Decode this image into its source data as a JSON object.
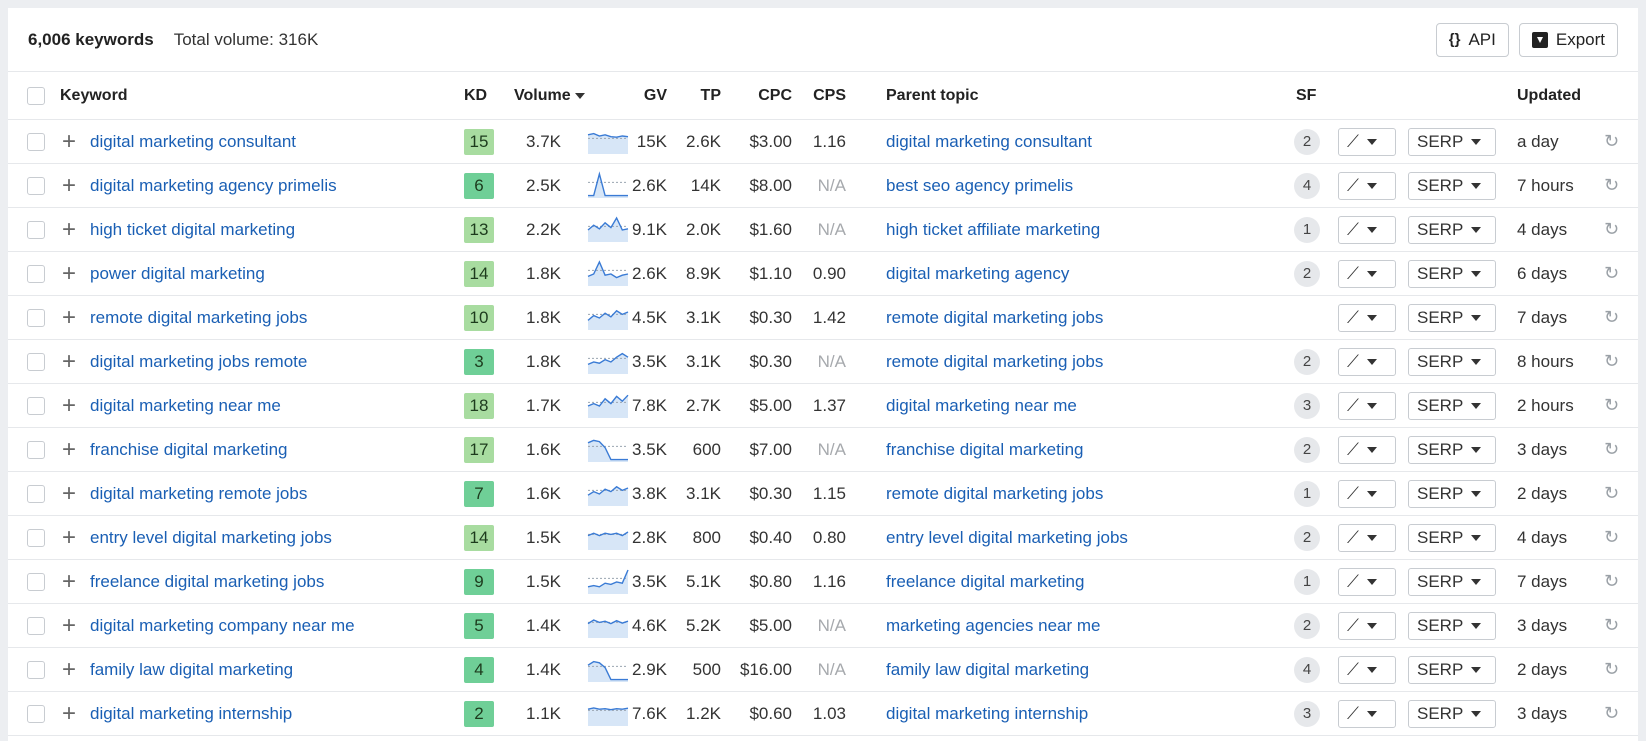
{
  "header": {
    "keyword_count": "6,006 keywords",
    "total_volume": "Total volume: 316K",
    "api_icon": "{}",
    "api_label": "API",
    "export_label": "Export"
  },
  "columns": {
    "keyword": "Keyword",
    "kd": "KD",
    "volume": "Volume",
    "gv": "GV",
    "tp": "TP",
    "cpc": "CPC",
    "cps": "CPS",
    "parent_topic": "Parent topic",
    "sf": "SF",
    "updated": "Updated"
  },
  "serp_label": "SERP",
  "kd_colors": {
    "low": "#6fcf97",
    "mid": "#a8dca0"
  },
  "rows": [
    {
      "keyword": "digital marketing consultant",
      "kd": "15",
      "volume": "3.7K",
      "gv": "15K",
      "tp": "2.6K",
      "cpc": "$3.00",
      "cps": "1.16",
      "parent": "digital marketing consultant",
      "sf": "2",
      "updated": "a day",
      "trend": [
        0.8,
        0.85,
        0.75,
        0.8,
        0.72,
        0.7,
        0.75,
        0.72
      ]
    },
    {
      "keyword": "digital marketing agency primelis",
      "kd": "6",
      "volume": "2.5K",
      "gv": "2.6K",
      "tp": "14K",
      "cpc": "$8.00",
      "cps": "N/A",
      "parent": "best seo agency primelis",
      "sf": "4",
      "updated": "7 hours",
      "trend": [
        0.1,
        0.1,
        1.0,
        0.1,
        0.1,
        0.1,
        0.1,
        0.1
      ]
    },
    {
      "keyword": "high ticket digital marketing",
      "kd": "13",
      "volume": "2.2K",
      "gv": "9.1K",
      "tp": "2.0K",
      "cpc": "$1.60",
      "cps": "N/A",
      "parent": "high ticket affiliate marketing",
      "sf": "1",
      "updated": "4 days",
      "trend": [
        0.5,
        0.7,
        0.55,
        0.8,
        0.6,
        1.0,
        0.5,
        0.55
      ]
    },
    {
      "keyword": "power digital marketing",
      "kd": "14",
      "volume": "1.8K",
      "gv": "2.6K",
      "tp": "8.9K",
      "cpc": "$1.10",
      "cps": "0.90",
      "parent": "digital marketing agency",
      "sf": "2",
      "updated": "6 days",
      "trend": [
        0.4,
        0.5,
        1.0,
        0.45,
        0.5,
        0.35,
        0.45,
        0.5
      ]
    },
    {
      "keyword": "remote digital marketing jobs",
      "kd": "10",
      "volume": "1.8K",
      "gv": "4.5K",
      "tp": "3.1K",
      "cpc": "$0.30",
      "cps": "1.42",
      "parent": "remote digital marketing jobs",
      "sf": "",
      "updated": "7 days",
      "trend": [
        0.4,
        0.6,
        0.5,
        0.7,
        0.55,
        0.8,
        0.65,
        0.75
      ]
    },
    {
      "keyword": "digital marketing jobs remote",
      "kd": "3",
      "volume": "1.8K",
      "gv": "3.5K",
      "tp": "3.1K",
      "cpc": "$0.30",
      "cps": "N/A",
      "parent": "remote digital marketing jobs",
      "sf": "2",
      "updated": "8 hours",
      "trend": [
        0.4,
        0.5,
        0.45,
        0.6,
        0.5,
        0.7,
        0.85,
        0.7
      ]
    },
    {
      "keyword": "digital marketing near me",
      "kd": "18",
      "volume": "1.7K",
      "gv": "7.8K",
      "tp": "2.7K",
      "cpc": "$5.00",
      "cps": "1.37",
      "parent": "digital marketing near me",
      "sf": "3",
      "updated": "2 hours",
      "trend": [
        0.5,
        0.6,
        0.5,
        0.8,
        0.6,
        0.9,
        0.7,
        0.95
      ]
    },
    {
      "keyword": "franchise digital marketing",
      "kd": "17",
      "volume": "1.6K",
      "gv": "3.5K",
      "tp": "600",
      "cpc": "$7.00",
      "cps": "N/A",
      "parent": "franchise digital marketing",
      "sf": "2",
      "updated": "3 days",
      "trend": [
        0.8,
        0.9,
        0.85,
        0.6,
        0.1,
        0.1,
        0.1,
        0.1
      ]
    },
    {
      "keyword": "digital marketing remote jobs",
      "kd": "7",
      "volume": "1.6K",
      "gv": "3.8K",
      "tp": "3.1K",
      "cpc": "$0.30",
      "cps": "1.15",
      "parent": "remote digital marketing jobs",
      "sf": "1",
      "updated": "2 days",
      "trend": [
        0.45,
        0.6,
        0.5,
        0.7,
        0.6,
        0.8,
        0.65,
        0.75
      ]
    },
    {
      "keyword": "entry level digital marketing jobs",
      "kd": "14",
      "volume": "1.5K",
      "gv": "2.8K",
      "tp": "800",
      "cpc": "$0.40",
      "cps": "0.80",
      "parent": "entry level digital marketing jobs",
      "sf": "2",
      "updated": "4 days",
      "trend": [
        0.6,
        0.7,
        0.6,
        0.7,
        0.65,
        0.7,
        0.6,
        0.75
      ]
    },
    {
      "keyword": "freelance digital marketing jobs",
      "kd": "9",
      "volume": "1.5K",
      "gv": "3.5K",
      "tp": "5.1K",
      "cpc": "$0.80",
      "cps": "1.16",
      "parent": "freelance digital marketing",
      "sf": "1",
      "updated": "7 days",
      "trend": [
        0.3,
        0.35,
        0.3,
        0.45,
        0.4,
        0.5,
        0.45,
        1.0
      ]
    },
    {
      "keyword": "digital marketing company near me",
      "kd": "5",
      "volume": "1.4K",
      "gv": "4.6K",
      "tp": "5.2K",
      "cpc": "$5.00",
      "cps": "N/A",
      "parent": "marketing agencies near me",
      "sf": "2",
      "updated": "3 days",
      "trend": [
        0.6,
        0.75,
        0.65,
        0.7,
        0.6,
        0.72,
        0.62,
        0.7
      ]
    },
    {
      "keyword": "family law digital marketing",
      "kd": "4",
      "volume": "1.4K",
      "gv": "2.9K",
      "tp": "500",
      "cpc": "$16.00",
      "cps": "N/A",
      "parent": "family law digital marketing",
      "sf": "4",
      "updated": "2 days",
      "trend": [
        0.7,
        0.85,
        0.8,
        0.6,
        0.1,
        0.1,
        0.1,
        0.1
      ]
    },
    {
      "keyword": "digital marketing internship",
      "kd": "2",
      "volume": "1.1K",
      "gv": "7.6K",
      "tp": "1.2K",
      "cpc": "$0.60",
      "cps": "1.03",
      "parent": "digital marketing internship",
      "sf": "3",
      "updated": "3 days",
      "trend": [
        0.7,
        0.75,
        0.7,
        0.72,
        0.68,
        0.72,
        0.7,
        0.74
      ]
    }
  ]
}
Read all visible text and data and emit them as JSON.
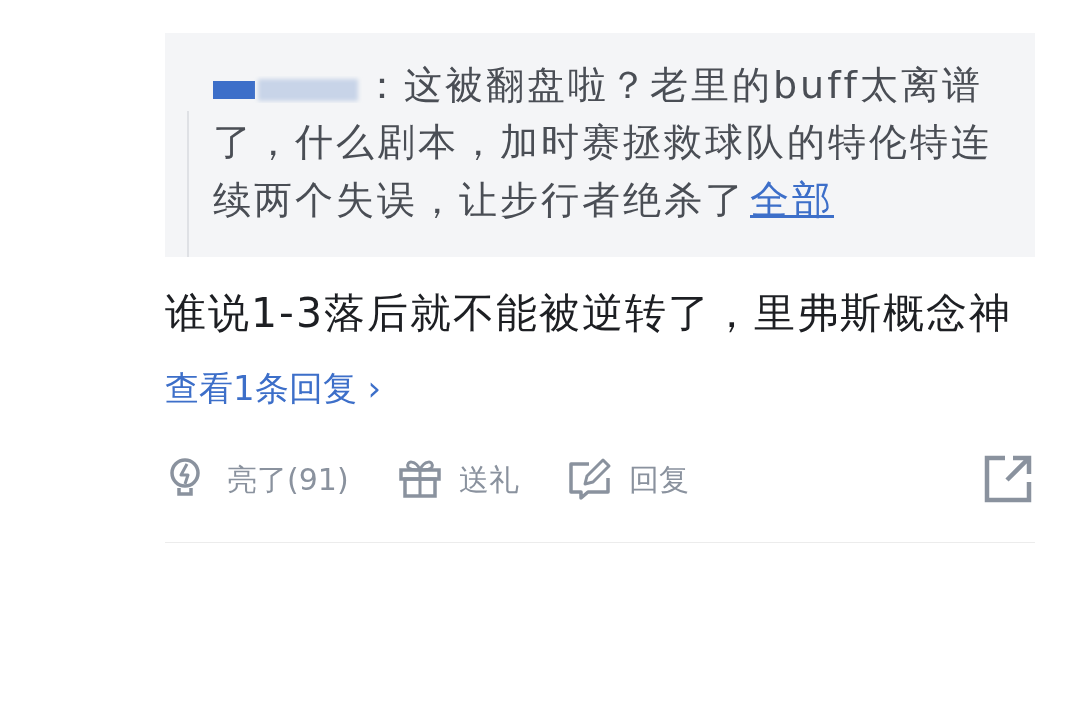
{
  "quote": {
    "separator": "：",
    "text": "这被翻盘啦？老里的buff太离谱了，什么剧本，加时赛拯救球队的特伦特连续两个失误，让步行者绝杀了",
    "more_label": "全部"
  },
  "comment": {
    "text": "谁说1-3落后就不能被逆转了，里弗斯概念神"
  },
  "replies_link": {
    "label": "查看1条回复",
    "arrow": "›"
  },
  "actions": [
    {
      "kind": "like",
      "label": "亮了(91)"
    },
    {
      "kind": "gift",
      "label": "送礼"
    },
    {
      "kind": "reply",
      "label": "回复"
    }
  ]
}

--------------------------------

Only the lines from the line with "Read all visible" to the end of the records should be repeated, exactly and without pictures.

Your response |
Read all visible text and data and emit them as JSON.
{
  "quote": {
    "separator": "：",
    "text": "这被翻盘啦？老里的buff太离谱了，什么剧本，加时赛拯救球队的特伦特连续两个失误，让步行者绝杀了",
    "more_label": "全部"
  },
  "comment": {
    "text": "谁说1-3落后就不能被逆转了，里弗斯概念神"
  },
  "replies_link": {
    "label": "查看1条回复",
    "arrow": "›"
  },
  "actions": [
    {
      "kind": "like",
      "label": "亮了(91)"
    },
    {
      "kind": "gift",
      "label": "送礼"
    },
    {
      "kind": "reply",
      "label": "回复"
    }
  ]
}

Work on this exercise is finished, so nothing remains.